(INFORMATION begins)
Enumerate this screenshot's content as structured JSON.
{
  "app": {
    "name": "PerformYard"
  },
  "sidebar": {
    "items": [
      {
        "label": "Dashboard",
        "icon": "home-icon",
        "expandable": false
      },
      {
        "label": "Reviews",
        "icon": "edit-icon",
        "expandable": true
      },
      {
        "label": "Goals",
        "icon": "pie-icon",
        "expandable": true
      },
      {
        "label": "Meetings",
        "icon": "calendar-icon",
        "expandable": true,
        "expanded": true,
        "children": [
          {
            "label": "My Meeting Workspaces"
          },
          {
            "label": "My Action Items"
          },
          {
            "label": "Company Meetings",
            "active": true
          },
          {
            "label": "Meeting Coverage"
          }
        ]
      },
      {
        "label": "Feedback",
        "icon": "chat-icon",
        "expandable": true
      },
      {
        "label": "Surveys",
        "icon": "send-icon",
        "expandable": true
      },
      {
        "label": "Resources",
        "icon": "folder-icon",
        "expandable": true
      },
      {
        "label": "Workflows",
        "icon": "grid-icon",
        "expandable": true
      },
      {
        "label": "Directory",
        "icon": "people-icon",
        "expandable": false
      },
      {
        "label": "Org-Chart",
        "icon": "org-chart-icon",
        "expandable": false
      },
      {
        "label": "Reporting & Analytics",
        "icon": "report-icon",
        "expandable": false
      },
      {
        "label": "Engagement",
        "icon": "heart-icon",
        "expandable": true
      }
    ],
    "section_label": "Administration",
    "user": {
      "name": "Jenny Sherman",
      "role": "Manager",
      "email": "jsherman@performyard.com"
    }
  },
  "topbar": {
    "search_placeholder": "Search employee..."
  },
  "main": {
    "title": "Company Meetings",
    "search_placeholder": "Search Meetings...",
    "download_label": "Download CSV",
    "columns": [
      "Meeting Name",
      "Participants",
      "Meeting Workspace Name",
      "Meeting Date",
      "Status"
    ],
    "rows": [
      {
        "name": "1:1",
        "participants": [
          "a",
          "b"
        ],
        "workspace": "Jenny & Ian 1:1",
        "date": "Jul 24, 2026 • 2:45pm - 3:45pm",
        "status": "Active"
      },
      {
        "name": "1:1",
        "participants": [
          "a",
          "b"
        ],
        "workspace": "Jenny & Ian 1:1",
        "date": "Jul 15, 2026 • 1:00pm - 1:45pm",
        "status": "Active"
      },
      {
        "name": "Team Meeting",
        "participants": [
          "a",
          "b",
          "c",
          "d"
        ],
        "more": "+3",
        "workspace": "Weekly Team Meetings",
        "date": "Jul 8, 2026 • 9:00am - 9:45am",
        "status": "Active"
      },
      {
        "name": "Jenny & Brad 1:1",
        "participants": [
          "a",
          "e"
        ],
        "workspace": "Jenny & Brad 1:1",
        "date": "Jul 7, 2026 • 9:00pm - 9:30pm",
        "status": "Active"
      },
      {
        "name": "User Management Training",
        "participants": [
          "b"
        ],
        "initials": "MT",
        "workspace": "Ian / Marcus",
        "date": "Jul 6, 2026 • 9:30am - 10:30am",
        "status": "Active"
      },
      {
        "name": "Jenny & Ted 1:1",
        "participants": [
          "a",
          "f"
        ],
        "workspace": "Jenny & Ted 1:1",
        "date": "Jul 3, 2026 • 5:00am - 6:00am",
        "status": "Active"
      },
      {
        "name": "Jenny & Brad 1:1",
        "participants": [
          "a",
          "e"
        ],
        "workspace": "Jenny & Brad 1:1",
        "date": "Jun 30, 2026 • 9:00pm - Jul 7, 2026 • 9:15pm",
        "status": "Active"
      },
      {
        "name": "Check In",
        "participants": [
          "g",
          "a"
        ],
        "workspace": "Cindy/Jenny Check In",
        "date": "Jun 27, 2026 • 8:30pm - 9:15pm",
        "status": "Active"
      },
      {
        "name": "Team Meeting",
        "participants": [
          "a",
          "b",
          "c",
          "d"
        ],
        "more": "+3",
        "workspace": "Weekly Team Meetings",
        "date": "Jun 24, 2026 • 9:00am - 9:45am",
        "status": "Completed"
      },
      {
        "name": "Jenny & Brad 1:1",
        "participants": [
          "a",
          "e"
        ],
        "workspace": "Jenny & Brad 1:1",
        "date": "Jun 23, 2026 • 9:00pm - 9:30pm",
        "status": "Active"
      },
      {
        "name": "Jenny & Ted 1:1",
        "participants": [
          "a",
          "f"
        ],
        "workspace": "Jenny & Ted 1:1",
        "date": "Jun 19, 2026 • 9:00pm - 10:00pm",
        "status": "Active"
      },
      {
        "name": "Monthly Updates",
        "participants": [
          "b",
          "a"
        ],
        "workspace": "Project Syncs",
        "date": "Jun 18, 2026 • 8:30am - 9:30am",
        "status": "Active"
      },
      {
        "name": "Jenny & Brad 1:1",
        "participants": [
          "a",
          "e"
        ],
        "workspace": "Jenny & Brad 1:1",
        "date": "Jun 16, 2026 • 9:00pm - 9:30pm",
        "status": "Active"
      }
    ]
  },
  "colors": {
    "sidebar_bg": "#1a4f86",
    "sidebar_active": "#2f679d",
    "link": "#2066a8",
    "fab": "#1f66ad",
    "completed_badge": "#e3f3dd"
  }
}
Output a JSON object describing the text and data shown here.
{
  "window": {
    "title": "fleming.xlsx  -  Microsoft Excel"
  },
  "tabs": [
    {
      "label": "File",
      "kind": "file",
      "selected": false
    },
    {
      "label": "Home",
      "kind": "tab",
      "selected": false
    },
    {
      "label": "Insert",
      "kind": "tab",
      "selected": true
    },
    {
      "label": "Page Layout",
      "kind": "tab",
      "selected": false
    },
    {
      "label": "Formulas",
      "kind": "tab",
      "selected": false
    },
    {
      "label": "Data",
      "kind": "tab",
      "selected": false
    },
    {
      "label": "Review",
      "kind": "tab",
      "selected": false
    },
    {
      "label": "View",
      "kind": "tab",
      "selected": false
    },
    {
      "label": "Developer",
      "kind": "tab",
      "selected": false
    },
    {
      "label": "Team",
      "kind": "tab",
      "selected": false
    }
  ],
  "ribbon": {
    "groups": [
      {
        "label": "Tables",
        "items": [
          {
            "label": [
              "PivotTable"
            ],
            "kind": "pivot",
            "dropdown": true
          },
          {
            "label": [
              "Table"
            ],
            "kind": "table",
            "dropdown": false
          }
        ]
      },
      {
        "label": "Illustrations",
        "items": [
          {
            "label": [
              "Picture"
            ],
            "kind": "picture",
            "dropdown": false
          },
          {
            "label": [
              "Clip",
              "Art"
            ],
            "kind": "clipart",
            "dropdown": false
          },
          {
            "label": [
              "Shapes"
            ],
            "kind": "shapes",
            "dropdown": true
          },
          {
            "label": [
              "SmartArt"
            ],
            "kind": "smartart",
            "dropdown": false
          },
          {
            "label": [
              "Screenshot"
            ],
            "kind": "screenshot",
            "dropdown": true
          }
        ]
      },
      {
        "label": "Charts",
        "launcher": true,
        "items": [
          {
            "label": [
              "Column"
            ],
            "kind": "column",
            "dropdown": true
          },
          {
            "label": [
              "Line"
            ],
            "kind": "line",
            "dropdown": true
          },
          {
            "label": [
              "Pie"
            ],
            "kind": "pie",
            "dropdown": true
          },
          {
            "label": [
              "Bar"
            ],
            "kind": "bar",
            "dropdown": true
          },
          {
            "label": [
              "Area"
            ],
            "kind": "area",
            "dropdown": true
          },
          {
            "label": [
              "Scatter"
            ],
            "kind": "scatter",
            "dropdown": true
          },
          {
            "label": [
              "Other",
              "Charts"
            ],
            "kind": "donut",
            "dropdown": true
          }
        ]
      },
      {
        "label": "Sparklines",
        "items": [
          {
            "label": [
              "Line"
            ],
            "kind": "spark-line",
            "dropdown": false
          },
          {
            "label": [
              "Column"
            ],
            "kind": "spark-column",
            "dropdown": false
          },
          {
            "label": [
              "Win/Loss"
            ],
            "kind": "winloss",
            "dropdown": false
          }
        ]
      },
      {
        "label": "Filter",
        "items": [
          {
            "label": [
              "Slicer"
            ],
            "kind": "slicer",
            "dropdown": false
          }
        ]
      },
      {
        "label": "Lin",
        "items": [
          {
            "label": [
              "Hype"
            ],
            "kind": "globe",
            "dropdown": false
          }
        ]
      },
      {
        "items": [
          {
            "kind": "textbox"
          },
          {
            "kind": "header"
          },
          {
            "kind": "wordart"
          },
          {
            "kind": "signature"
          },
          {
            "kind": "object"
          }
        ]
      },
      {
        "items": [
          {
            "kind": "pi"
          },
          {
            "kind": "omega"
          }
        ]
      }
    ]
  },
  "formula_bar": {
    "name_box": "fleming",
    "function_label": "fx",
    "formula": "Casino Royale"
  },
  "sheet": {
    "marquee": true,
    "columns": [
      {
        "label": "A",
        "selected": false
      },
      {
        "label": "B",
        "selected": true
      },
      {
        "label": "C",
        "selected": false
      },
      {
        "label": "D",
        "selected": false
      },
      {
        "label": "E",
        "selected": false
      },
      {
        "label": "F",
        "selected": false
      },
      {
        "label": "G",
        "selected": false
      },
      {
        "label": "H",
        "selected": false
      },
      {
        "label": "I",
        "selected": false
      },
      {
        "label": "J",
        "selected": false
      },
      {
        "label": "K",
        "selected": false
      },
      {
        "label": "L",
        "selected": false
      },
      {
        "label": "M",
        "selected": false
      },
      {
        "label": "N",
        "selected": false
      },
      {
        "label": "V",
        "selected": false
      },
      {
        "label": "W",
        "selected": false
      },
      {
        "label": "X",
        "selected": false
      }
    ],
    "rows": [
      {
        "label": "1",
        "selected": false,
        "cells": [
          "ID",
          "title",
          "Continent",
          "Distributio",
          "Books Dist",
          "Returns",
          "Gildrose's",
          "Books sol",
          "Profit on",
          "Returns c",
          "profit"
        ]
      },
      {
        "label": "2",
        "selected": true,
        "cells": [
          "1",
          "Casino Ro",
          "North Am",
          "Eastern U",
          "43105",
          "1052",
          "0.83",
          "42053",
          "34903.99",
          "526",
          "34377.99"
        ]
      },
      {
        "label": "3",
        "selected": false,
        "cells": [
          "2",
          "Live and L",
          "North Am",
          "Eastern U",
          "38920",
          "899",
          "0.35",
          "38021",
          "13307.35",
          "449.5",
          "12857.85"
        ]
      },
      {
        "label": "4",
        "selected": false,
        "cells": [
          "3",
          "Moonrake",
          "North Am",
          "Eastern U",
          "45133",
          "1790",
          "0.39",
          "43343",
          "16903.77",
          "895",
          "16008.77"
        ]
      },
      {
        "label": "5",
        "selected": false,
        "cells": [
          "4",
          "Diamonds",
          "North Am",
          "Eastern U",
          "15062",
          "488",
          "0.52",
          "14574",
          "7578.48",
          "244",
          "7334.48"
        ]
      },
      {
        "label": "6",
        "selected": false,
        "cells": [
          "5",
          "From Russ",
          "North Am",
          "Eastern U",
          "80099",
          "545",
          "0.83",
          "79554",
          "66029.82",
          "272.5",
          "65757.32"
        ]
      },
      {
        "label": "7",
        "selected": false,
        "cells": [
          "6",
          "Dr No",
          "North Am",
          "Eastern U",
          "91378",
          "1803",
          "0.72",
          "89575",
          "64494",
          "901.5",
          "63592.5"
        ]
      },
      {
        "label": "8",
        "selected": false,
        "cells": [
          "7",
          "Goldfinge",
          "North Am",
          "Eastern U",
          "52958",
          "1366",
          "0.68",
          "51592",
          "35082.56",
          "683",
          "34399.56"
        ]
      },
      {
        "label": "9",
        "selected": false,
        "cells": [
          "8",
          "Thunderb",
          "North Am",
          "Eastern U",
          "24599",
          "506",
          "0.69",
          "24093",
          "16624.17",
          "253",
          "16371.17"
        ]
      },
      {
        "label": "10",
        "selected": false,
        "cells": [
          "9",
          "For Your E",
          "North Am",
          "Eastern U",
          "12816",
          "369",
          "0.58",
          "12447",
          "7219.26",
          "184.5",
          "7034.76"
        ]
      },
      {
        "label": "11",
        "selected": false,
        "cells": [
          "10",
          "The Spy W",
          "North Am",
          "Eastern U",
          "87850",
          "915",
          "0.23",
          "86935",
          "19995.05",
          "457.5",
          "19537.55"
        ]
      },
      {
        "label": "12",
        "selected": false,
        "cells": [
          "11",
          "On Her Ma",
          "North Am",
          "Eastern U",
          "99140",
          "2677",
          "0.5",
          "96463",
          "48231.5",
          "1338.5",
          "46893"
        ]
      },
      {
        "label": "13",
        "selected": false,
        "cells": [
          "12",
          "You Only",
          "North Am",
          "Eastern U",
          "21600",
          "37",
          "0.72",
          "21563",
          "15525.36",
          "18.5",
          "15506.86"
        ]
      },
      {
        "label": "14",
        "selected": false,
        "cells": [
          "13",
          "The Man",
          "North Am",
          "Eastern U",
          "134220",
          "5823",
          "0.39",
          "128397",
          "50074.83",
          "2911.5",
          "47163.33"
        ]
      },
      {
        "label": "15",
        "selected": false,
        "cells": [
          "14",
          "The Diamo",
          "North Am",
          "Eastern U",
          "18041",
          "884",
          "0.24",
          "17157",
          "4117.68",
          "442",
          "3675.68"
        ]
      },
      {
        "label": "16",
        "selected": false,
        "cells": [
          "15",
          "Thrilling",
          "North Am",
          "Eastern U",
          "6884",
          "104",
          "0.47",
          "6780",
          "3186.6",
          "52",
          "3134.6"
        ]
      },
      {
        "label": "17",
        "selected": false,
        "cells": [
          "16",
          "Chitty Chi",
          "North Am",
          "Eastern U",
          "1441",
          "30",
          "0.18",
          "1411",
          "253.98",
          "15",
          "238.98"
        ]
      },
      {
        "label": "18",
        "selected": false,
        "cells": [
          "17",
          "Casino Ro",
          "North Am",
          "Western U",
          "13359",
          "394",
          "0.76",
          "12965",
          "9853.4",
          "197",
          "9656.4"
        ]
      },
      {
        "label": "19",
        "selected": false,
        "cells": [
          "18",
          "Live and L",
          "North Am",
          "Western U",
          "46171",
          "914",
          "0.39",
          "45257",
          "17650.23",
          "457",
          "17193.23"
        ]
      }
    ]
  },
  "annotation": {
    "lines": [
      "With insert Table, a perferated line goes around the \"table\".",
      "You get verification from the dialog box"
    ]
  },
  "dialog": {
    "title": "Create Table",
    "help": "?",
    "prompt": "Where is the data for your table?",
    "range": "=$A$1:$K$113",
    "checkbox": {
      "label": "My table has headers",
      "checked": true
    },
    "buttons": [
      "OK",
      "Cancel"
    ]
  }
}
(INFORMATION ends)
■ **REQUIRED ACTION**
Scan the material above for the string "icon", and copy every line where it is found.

■ **REPLY TO THE EXERCISE**
        "icon": "home-icon",
        "icon": "edit-icon",
        "icon": "pie-icon",
        "icon": "calendar-icon",
        "icon": "chat-icon",
        "icon": "send-icon",
        "icon": "folder-icon",
        "icon": "grid-icon",
        "icon": "people-icon",
        "icon": "org-chart-icon",
        "icon": "report-icon",
        "icon": "heart-icon",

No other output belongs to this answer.